Well, for once, I may have actually gotten a jump on something. Being a violist, we are proverbially late, clueless and short of the mark. We supposedly aren’t good enough to play violin, so we switched to viola and slithered into orchestras by nefarious means. Horse feathers. Unfortunately, I can play the violin, and apparently, well enough to fool stupid people into giving me money to play it, although my preference has always been for the viola, and who wouldn’t want to play viola when you own such a viola as I do. My violins were never nearly as good as my viola. The only kinship they shared is that they were all made of wood, and there the similarities stopped. The violins I owned were mere peons; my viola is a member of the Italian aristocracy, and is eager to let everyone know at every opportunity.
And then there were the “admirer-impersonators”, to be found at every stop we made; from whole families decked out in silver and gold lamé jumpsuits, with flared legs, Beatle boots, or “cockroach killer” shoes and pompadours, teased, combed and sprayed with what looked like flat black paint for outdoor metal furniture, alá Rustoleum, complete with black, eyebrow-pencil mutton-chop sideburns.

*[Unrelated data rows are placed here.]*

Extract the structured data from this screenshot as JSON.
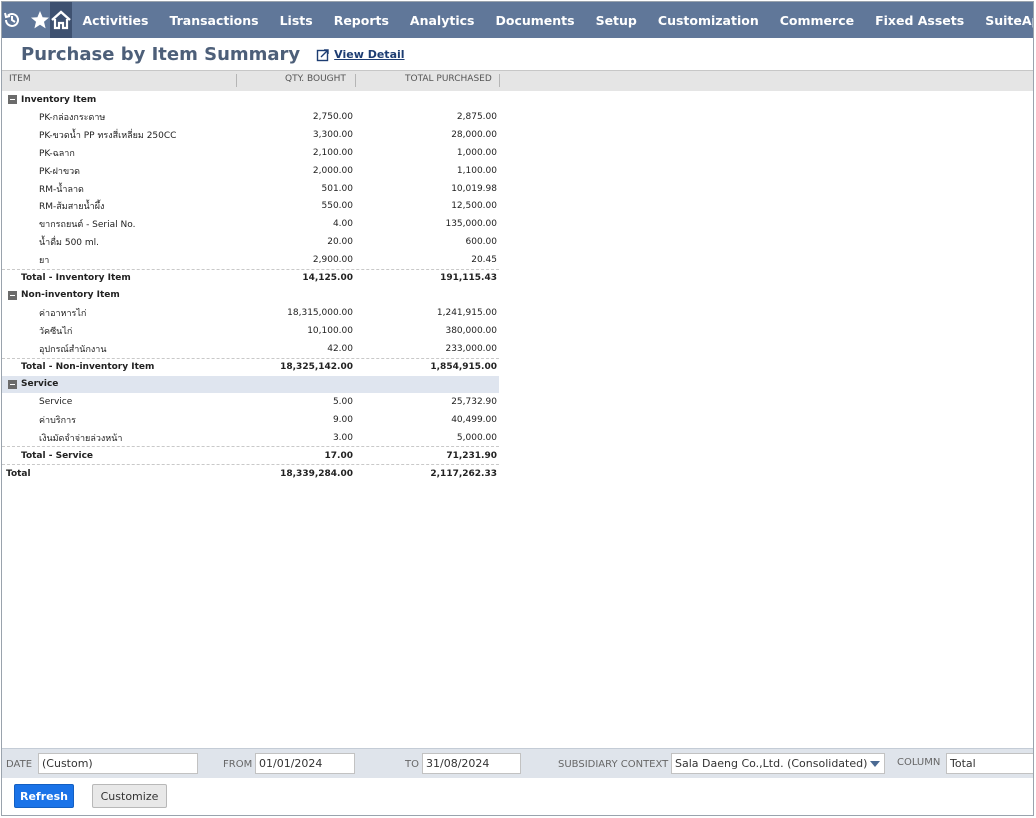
{
  "nav": {
    "icons": [
      "recent-icon",
      "star-icon",
      "home-icon"
    ],
    "items": [
      "Activities",
      "Transactions",
      "Lists",
      "Reports",
      "Analytics",
      "Documents",
      "Setup",
      "Customization",
      "Commerce",
      "Fixed Assets",
      "SuiteApps"
    ]
  },
  "page": {
    "title": "Purchase by Item Summary",
    "view_detail": "View Detail"
  },
  "table": {
    "columns": [
      "ITEM",
      "QTY. BOUGHT",
      "TOTAL PURCHASED"
    ],
    "groups": [
      {
        "name": "Inventory Item",
        "shaded": false,
        "rows": [
          {
            "item": "PK-กล่องกระดาษ",
            "qty": "2,750.00",
            "total": "2,875.00"
          },
          {
            "item": "PK-ขวดน้ำ PP ทรงสี่เหลี่ยม 250CC",
            "qty": "3,300.00",
            "total": "28,000.00"
          },
          {
            "item": "PK-ฉลาก",
            "qty": "2,100.00",
            "total": "1,000.00"
          },
          {
            "item": "PK-ฝาขวด",
            "qty": "2,000.00",
            "total": "1,100.00"
          },
          {
            "item": "RM-น้ำลาด",
            "qty": "501.00",
            "total": "10,019.98"
          },
          {
            "item": "RM-ส้มสายน้ำผึ้ง",
            "qty": "550.00",
            "total": "12,500.00"
          },
          {
            "item": "ขากรถยนต์ - Serial No.",
            "qty": "4.00",
            "total": "135,000.00"
          },
          {
            "item": "น้ำดื่ม 500 ml.",
            "qty": "20.00",
            "total": "600.00"
          },
          {
            "item": "ยา",
            "qty": "2,900.00",
            "total": "20.45"
          }
        ],
        "total_label": "Total - Inventory Item",
        "total_qty": "14,125.00",
        "total_amount": "191,115.43"
      },
      {
        "name": "Non-inventory Item",
        "shaded": false,
        "rows": [
          {
            "item": "ค่าอาหารไก่",
            "qty": "18,315,000.00",
            "total": "1,241,915.00"
          },
          {
            "item": "วัคซีนไก่",
            "qty": "10,100.00",
            "total": "380,000.00"
          },
          {
            "item": "อุปกรณ์สำนักงาน",
            "qty": "42.00",
            "total": "233,000.00"
          }
        ],
        "total_label": "Total - Non-inventory Item",
        "total_qty": "18,325,142.00",
        "total_amount": "1,854,915.00"
      },
      {
        "name": "Service",
        "shaded": true,
        "rows": [
          {
            "item": "Service",
            "qty": "5.00",
            "total": "25,732.90"
          },
          {
            "item": "ค่าบริการ",
            "qty": "9.00",
            "total": "40,499.00"
          },
          {
            "item": "เงินมัดจำจ่ายล่วงหน้า",
            "qty": "3.00",
            "total": "5,000.00"
          }
        ],
        "total_label": "Total - Service",
        "total_qty": "17.00",
        "total_amount": "71,231.90"
      }
    ],
    "grand_total_label": "Total",
    "grand_total_qty": "18,339,284.00",
    "grand_total_amount": "2,117,262.33"
  },
  "filters": {
    "date_label": "DATE",
    "date_value": "(Custom)",
    "from_label": "FROM",
    "from_value": "01/01/2024",
    "to_label": "TO",
    "to_value": "31/08/2024",
    "subsidiary_label": "SUBSIDIARY CONTEXT",
    "subsidiary_value": "Sala Daeng Co.,Ltd. (Consolidated)",
    "column_label": "COLUMN",
    "column_value": "Total"
  },
  "buttons": {
    "refresh": "Refresh",
    "customize": "Customize"
  },
  "colors": {
    "nav_bg": "#607799",
    "nav_active": "#3e5170",
    "title": "#4d5f79",
    "refresh": "#1a73e8",
    "filter_bar": "#dfe4eb",
    "shaded_group": "#dfe5ef"
  }
}
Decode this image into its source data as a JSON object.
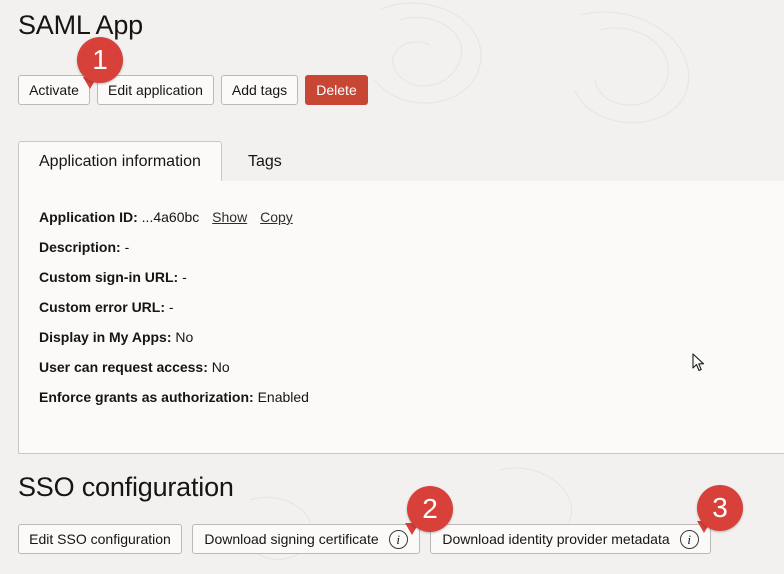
{
  "page": {
    "title": "SAML App"
  },
  "toolbar": {
    "activate_label": "Activate",
    "edit_label": "Edit application",
    "add_tags_label": "Add tags",
    "delete_label": "Delete"
  },
  "tabs": [
    {
      "label": "Application information",
      "active": true
    },
    {
      "label": "Tags",
      "active": false
    }
  ],
  "app_info": {
    "id_label": "Application ID:",
    "id_value": "...4a60bc",
    "show_link": "Show",
    "copy_link": "Copy",
    "rows": [
      {
        "label": "Description:",
        "value": "-"
      },
      {
        "label": "Custom sign-in URL:",
        "value": "-"
      },
      {
        "label": "Custom error URL:",
        "value": "-"
      },
      {
        "label": "Display in My Apps:",
        "value": "No"
      },
      {
        "label": "User can request access:",
        "value": "No"
      },
      {
        "label": "Enforce grants as authorization:",
        "value": "Enabled"
      }
    ]
  },
  "sso": {
    "title": "SSO configuration",
    "edit_label": "Edit SSO configuration",
    "download_cert_label": "Download signing certificate",
    "download_metadata_label": "Download identity provider metadata",
    "info_glyph": "i"
  },
  "annotations": [
    {
      "number": "1"
    },
    {
      "number": "2"
    },
    {
      "number": "3"
    }
  ],
  "colors": {
    "background": "#f2f1ef",
    "panel": "#fbfaf9",
    "danger": "#c74634",
    "badge": "#d8403a",
    "text": "#161513"
  },
  "icons": [
    "info-icon",
    "mouse-cursor-icon"
  ]
}
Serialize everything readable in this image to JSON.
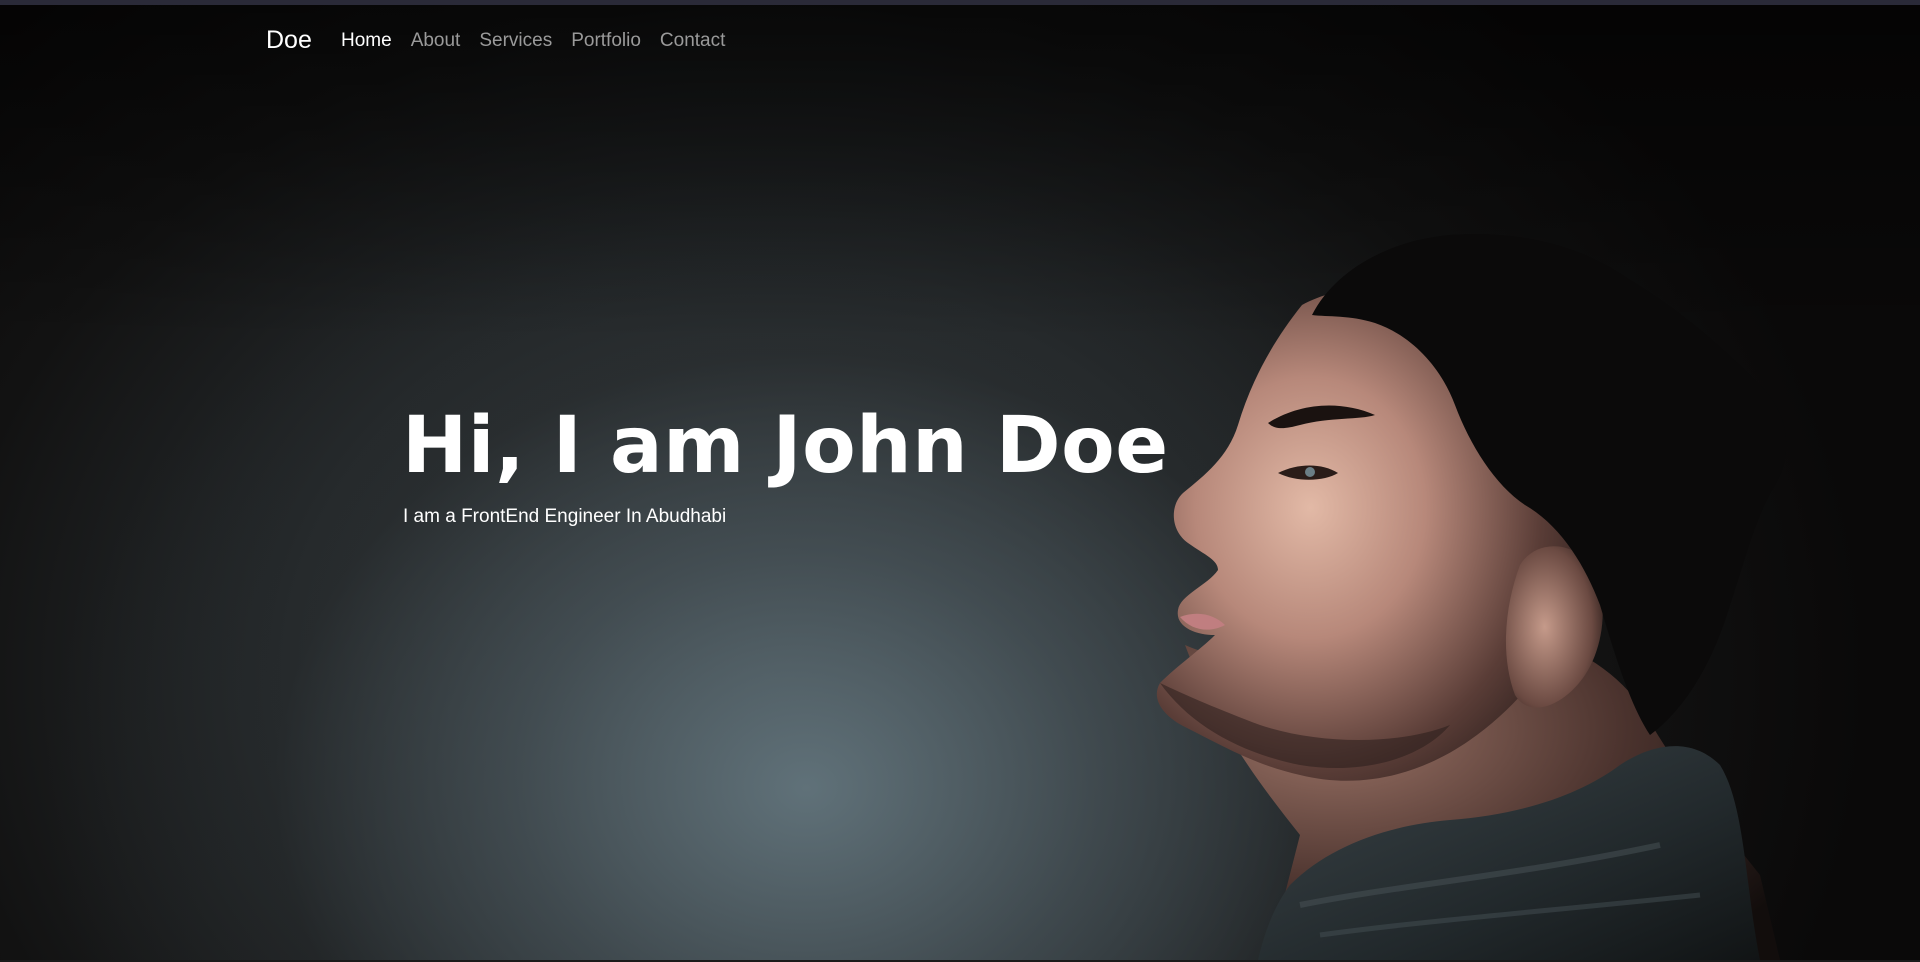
{
  "nav": {
    "brand": "Doe",
    "items": [
      {
        "label": "Home",
        "active": true
      },
      {
        "label": "About",
        "active": false
      },
      {
        "label": "Services",
        "active": false
      },
      {
        "label": "Portfolio",
        "active": false
      },
      {
        "label": "Contact",
        "active": false
      }
    ]
  },
  "hero": {
    "title": "Hi, I am John Doe",
    "subtitle": "I am a FrontEnd Engineer In Abudhabi",
    "portrait_icon": "portrait-illustration"
  },
  "colors": {
    "text": "#ffffff",
    "nav_inactive": "#9a9a9a",
    "background_dark": "#0b0a0a",
    "background_light": "#5c6d74"
  }
}
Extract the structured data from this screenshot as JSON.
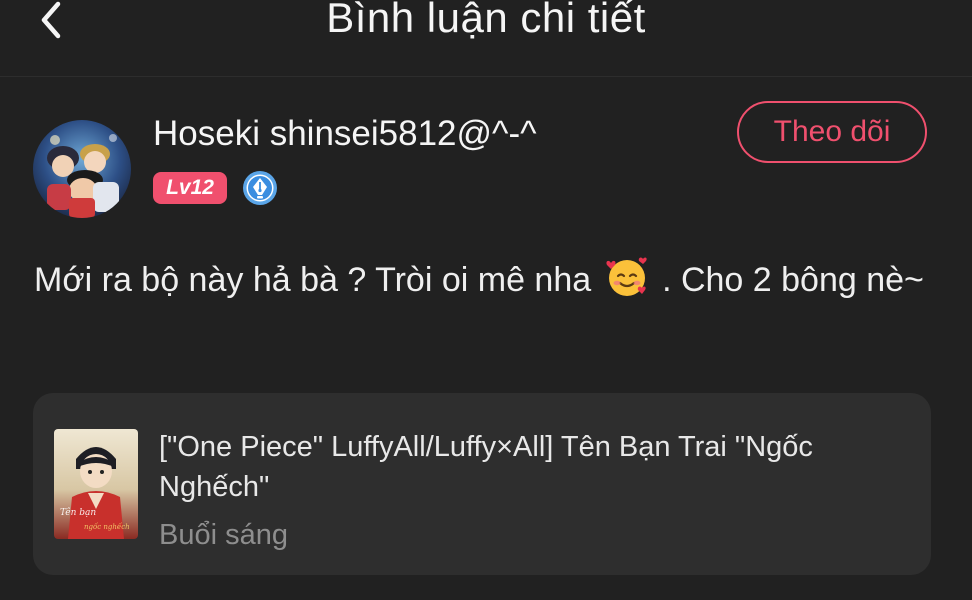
{
  "header": {
    "title": "Bình luận chi tiết",
    "back_icon": "chevron-left-icon"
  },
  "user": {
    "name": "Hoseki shinsei5812@^-^",
    "level": "Lv12",
    "avatar_icon": "avatar-image",
    "verify_icon": "pen-nib-badge-icon",
    "follow_label": "Theo dõi"
  },
  "comment": {
    "text_before_emoji": "Mới ra bộ này hả bà ? Tròi oi mê nha",
    "emoji": "smiling-face-with-hearts-icon",
    "text_after_emoji": ". Cho 2 bông nè~"
  },
  "story": {
    "title": "[\"One Piece\" LuffyAll/Luffy×All] Tên Bạn Trai \"Ngốc Nghếch\"",
    "subtitle": "Buổi sáng",
    "cover_icon": "book-cover-image"
  },
  "colors": {
    "background": "#212121",
    "card": "#2e2e2e",
    "accent": "#f0506e",
    "text": "#f2f2f2",
    "muted": "#8e8e8e"
  }
}
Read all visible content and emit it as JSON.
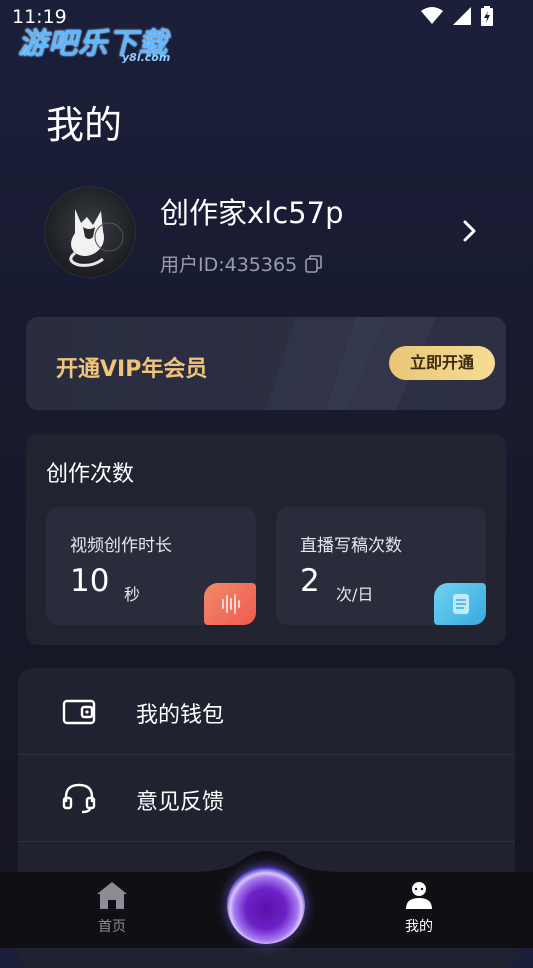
{
  "status_bar": {
    "time": "11:19"
  },
  "watermark": {
    "main": "游吧乐下载",
    "sub": "y8l.com"
  },
  "header": {
    "title": "我的"
  },
  "profile": {
    "name": "创作家xlc57p",
    "user_id": "用户ID:435365"
  },
  "vip": {
    "text": "开通VIP年会员",
    "button_label": "立即开通"
  },
  "credits": {
    "title": "创作次数",
    "items": [
      {
        "label": "视频创作时长",
        "value": "10",
        "unit": "秒",
        "badge_color": "#f0715a"
      },
      {
        "label": "直播写稿次数",
        "value": "2",
        "unit": "次/日",
        "badge_color": "#4bb8e6"
      }
    ]
  },
  "menu": {
    "items": [
      {
        "label": "我的钱包",
        "icon": "wallet-icon"
      },
      {
        "label": "意见反馈",
        "icon": "headset-icon"
      }
    ]
  },
  "tabbar": {
    "items": [
      {
        "label": "首页",
        "icon": "home-icon",
        "active": false
      },
      {
        "label": "我的",
        "icon": "user-icon",
        "active": true
      }
    ]
  },
  "colors": {
    "vip_gold": "#f0c57a",
    "background": "#181b30",
    "card": "#212330"
  }
}
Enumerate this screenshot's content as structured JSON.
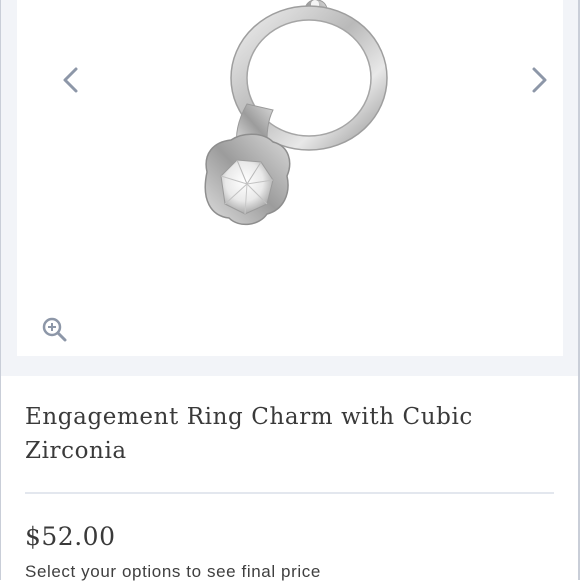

They all seemed to think we were holding auditions, as we were regaled with everything from impressions of “Thaank yuu, vury mushhh…” to warbling out-of-tune a capella renditions of “Jailhouse Rock”. My personal favorite was the guy from Brazil, who came trotting up to me as I was getting into my car and leaving Sunrise, Florida for Jacksonville, for our next sold-out performance.
As best I could and keeping a straight face, I pointed to a bus in the very back of the parking lot, that had brought in a batch of Q-tipped old bats from the Old Folks' Home and said that was where the “dancers” were. Off he went. This was one of my more memorable tours, playing fiddle, or violin, but I wouldn’t have missed it for the world.